[Dataset excerpts]
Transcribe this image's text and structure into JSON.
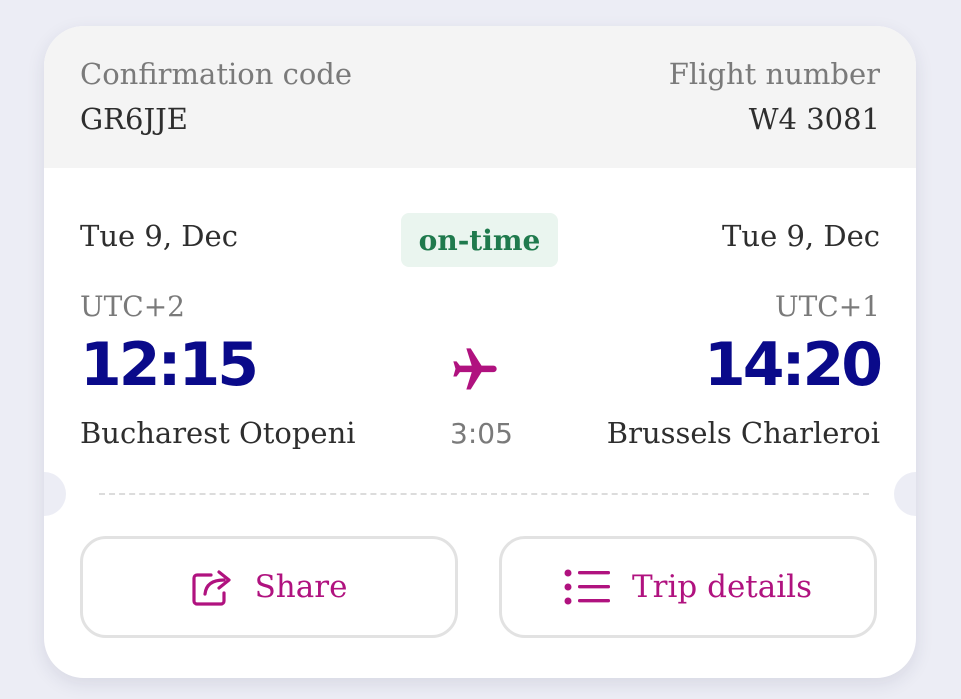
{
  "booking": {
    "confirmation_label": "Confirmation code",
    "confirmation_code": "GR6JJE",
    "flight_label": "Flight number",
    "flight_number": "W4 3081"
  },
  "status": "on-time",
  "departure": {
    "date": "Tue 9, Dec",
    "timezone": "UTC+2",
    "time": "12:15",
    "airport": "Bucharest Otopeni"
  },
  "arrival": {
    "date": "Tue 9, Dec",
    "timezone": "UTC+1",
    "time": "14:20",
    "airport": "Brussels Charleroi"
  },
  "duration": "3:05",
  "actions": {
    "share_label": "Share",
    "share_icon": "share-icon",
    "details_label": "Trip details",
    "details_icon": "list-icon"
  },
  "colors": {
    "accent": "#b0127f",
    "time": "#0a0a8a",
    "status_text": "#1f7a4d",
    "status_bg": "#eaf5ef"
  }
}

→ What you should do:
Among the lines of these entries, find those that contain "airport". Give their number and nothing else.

→ Exercise answer:
2